→ Dataset records
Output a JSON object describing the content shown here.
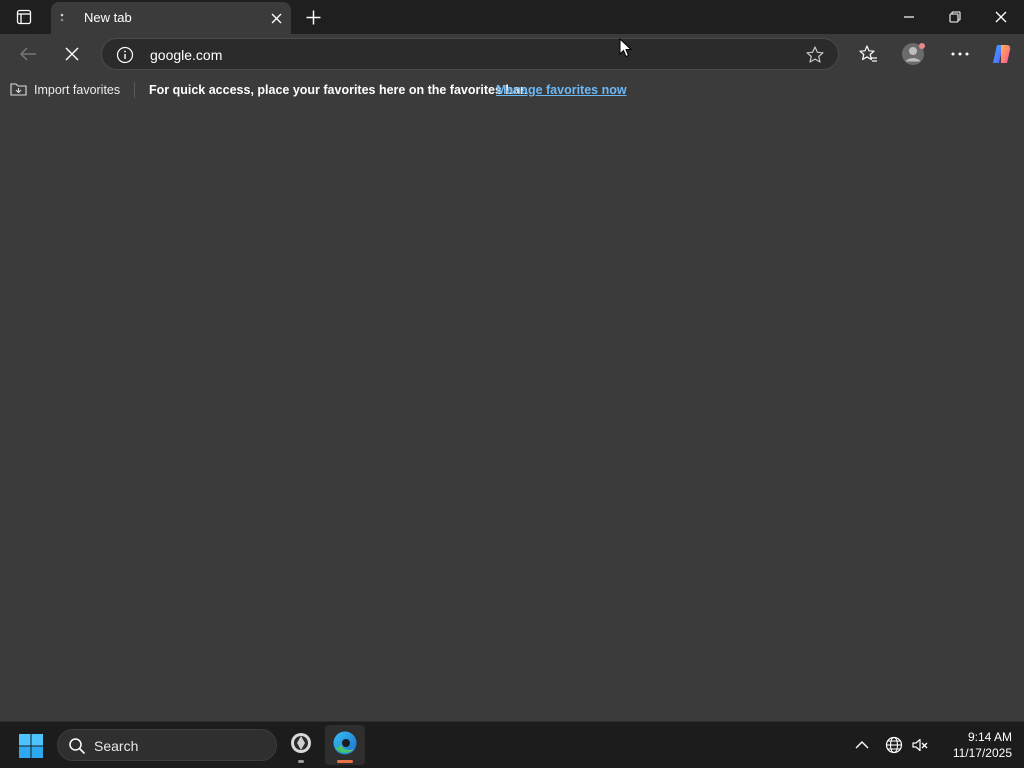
{
  "browser": {
    "tab": {
      "title": "New tab"
    },
    "address_bar": {
      "url": "google.com"
    },
    "favorites_bar": {
      "import_label": "Import favorites",
      "message": "For quick access, place your favorites here on the favorites bar.",
      "link_label": "Manage favorites now"
    }
  },
  "taskbar": {
    "search_label": "Search",
    "time": "9:14 AM",
    "date": "11/17/2025"
  },
  "colors": {
    "content_bg": "#3b3b3b",
    "titlebar_bg": "#1f1f1f",
    "taskbar_bg": "#1c1c1c",
    "link": "#6cb8f6",
    "edge_indicator": "#e8734a"
  },
  "icons": [
    "tab-actions-icon",
    "loading-icon",
    "close-icon",
    "plus-icon",
    "minimize-icon",
    "restore-icon",
    "back-arrow-icon",
    "stop-icon",
    "info-icon",
    "star-icon",
    "favorites-icon",
    "profile-icon",
    "more-icon",
    "copilot-icon",
    "folder-import-icon",
    "windows-start-icon",
    "search-icon",
    "app-icon",
    "edge-icon",
    "chevron-up-icon",
    "globe-icon",
    "volume-muted-icon"
  ]
}
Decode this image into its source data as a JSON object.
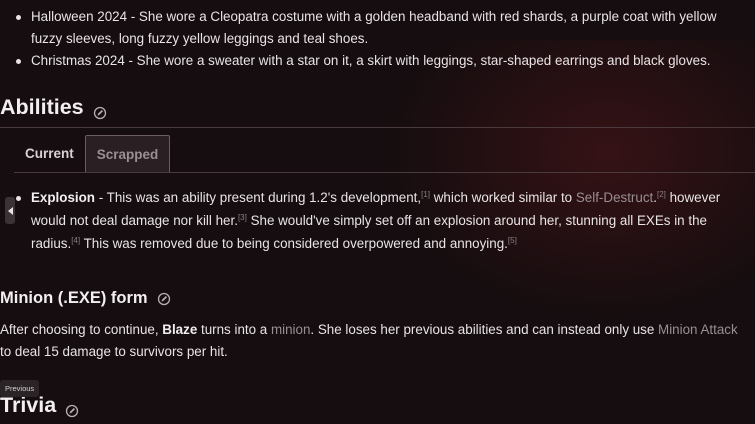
{
  "outfits": [
    "Halloween 2024 - She wore a Cleopatra costume with a golden headband with red shards, a purple coat with yellow fuzzy sleeves, long fuzzy yellow leggings and teal shoes.",
    "Christmas 2024 - She wore a sweater with a star on it, a skirt with leggings, star-shaped earrings and black gloves."
  ],
  "abilities": {
    "heading": "Abilities",
    "tabs": [
      "Current",
      "Scrapped"
    ],
    "active_tab": "Scrapped",
    "scrapped": {
      "name": "Explosion",
      "p1": " - This was an ability present during 1.2's development,",
      "ref1": "[1]",
      "p2": " which worked similar to ",
      "link": "Self-Destruct",
      "p3": ".",
      "ref2": "[2]",
      "p4": " however would not deal damage nor kill her.",
      "ref3": "[3]",
      "p5": " She would've simply set off an explosion around her, stunning all EXEs in the radius.",
      "ref4": "[4]",
      "p6": " This was removed due to being considered overpowered and annoying.",
      "ref5": "[5]"
    }
  },
  "minion": {
    "heading": "Minion (.EXE) form",
    "t1": "After choosing to continue, ",
    "name": "Blaze",
    "t2": " turns into a ",
    "link1": "minion",
    "t3": ". She loses her previous abilities and can instead only use ",
    "link2": "Minion Attack",
    "t4": " to deal 15 damage to survivors per hit."
  },
  "tooltip": "Previous",
  "trivia": {
    "heading": "Trivia"
  },
  "icons": [
    "pencil-edit-icon",
    "chevron-left-icon"
  ]
}
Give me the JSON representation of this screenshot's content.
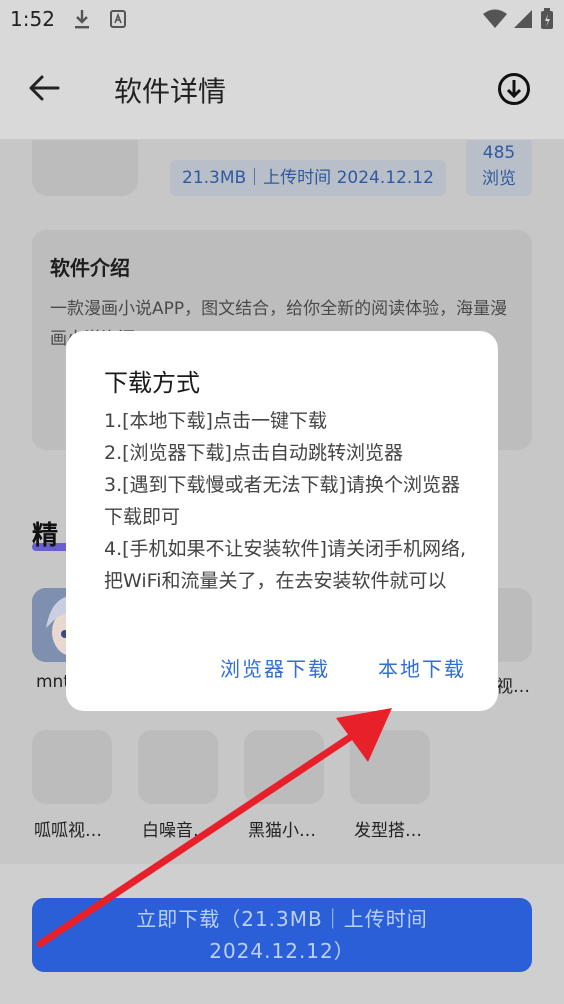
{
  "status_bar": {
    "time": "1:52"
  },
  "header": {
    "title": "软件详情"
  },
  "app_meta": {
    "info": "21.3MB｜上传时间 2024.12.12",
    "views_count": "485",
    "views_label": "浏览"
  },
  "intro": {
    "title": "软件介绍",
    "text": "一款漫画小说APP，图文结合，给你全新的阅读体验，海量漫画小说资源……"
  },
  "section": {
    "title": "精"
  },
  "apps_row1": [
    {
      "name": "mnt"
    },
    {
      "name": "视…"
    }
  ],
  "apps_row2": [
    {
      "name": "呱呱视…"
    },
    {
      "name": "白噪音…"
    },
    {
      "name": "黑猫小…"
    },
    {
      "name": "发型搭…"
    }
  ],
  "cta": {
    "line1": "立即下载（21.3MB｜上传时间",
    "line2": "2024.12.12）"
  },
  "dialog": {
    "title": "下载方式",
    "lines": [
      "1.[本地下载]点击一键下载",
      "2.[浏览器下载]点击自动跳转浏览器",
      "3.[遇到下载慢或者无法下载]请换个浏览器下载即可",
      "4.[手机如果不让安装软件]请关闭手机网络,把WiFi和流量关了，在去安装软件就可以"
    ],
    "browser_download": "浏览器下载",
    "local_download": "本地下载"
  },
  "colors": {
    "accent": "#2f6fd6",
    "annotation_arrow": "#e8202a"
  }
}
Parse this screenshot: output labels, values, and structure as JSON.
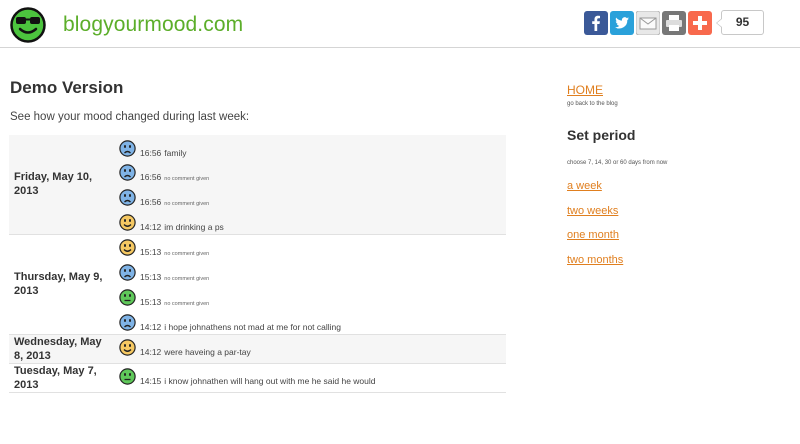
{
  "header": {
    "site_title": "blogyourmood.com",
    "share_count": "95",
    "share_buttons": [
      "facebook-icon",
      "twitter-icon",
      "email-icon",
      "print-icon",
      "addthis-plus-icon"
    ]
  },
  "main": {
    "title": "Demo Version",
    "intro": "See how your mood changed during last week:",
    "days": [
      {
        "label_line1": "Friday, May 10,",
        "label_line2": "2013",
        "entries": [
          {
            "mood": "sad",
            "time": "16:56",
            "comment": "family"
          },
          {
            "mood": "sad",
            "time": "16:56",
            "comment": "no comment given"
          },
          {
            "mood": "sad",
            "time": "16:56",
            "comment": "no comment given"
          },
          {
            "mood": "happy",
            "time": "14:12",
            "comment": "im drinking a ps"
          }
        ]
      },
      {
        "label_line1": "Thursday, May 9,",
        "label_line2": "2013",
        "entries": [
          {
            "mood": "happy",
            "time": "15:13",
            "comment": "no comment given"
          },
          {
            "mood": "sad",
            "time": "15:13",
            "comment": "no comment given"
          },
          {
            "mood": "neutral",
            "time": "15:13",
            "comment": "no comment given"
          },
          {
            "mood": "sad",
            "time": "14:12",
            "comment": "i hope johnathens not mad at me for not calling"
          }
        ]
      },
      {
        "label_line1": "Wednesday, May",
        "label_line2": "8, 2013",
        "entries": [
          {
            "mood": "happy",
            "time": "14:12",
            "comment": "were haveing a par-tay"
          }
        ]
      },
      {
        "label_line1": "Tuesday, May 7,",
        "label_line2": "2013",
        "entries": [
          {
            "mood": "neutral",
            "time": "14:15",
            "comment": "i know johnathen will hang out with me he said he would"
          }
        ]
      }
    ]
  },
  "sidebar": {
    "home_label": "HOME",
    "home_sub": "go back to the blog",
    "set_period": "Set period",
    "period_hint": "choose 7, 14, 30 or 60 days from now",
    "periods": [
      "a week",
      "two weeks",
      "one month",
      "two months"
    ]
  },
  "colors": {
    "brand_green": "#5cae2a",
    "link_orange": "#e07f1f",
    "mood_sad": "#7fb3e6",
    "mood_happy": "#f5c862",
    "mood_neutral": "#5fc85a"
  }
}
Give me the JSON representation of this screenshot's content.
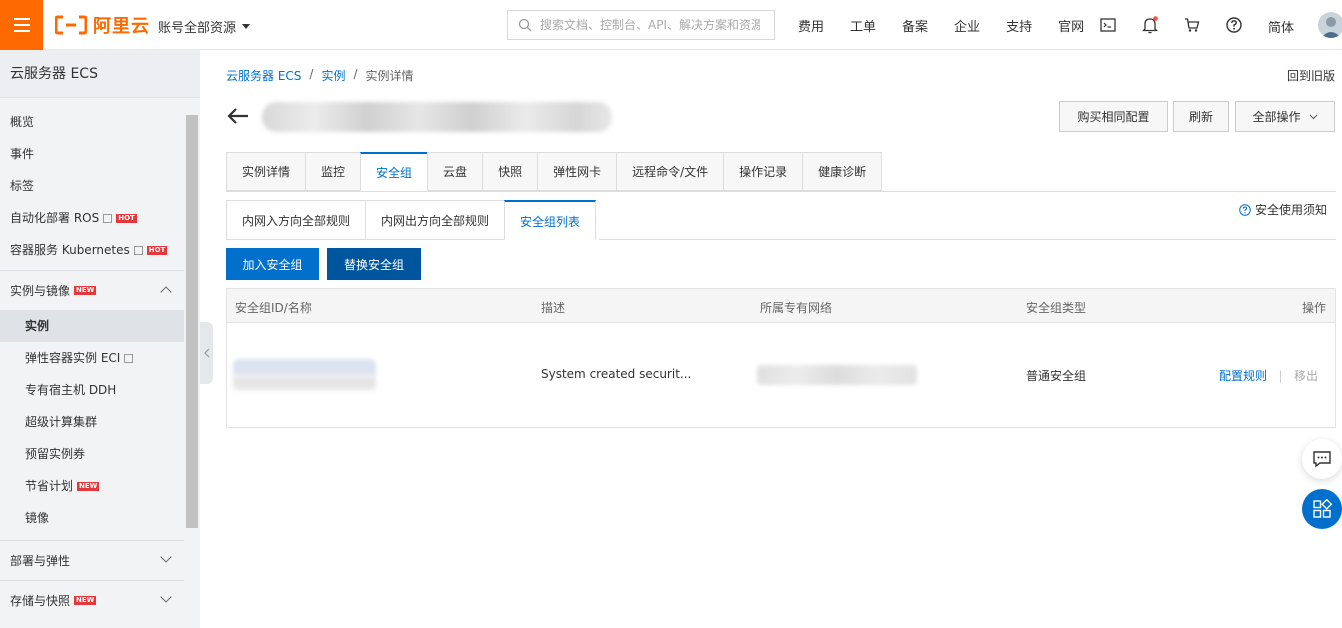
{
  "header": {
    "brand": "阿里云",
    "account_label": "账号全部资源",
    "search_placeholder": "搜索文档、控制台、API、解决方案和资源",
    "nav": [
      "费用",
      "工单",
      "备案",
      "企业",
      "支持",
      "官网"
    ],
    "lang": "简体",
    "brand_color": "#ff6a00"
  },
  "sidebar": {
    "title": "云服务器 ECS",
    "items_top": [
      {
        "label": "概览"
      },
      {
        "label": "事件"
      },
      {
        "label": "标签"
      },
      {
        "label": "自动化部署 ROS",
        "external": true,
        "badge": "HOT"
      },
      {
        "label": "容器服务 Kubernetes",
        "external": true,
        "badge": "HOT"
      }
    ],
    "group_instances": {
      "label": "实例与镜像",
      "badge": "NEW"
    },
    "sub_items": [
      {
        "label": "实例",
        "active": true
      },
      {
        "label": "弹性容器实例 ECI",
        "external": true
      },
      {
        "label": "专有宿主机 DDH"
      },
      {
        "label": "超级计算集群"
      },
      {
        "label": "预留实例券"
      },
      {
        "label": "节省计划",
        "badge": "NEW"
      },
      {
        "label": "镜像"
      }
    ],
    "group_deploy": {
      "label": "部署与弹性"
    },
    "group_storage": {
      "label": "存储与快照",
      "badge": "NEW"
    }
  },
  "breadcrumb": {
    "items": [
      "云服务器 ECS",
      "实例",
      "实例详情"
    ],
    "separator": "/"
  },
  "old_version": "回到旧版",
  "actions": {
    "buy_same": "购买相同配置",
    "refresh": "刷新",
    "all_ops": "全部操作"
  },
  "tabs": [
    "实例详情",
    "监控",
    "安全组",
    "云盘",
    "快照",
    "弹性网卡",
    "远程命令/文件",
    "操作记录",
    "健康诊断"
  ],
  "active_tab": "安全组",
  "subtabs": [
    "内网入方向全部规则",
    "内网出方向全部规则",
    "安全组列表"
  ],
  "active_subtab": "安全组列表",
  "notice": "安全使用须知",
  "buttons": {
    "join": "加入安全组",
    "replace": "替换安全组"
  },
  "table": {
    "columns": [
      "安全组ID/名称",
      "描述",
      "所属专有网络",
      "安全组类型",
      "操作"
    ],
    "row": {
      "description": "System created securit...",
      "type": "普通安全组",
      "action_config": "配置规则",
      "action_remove": "移出"
    }
  },
  "accent_color": "#0070cc"
}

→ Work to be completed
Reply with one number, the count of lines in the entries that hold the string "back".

→ Output below
2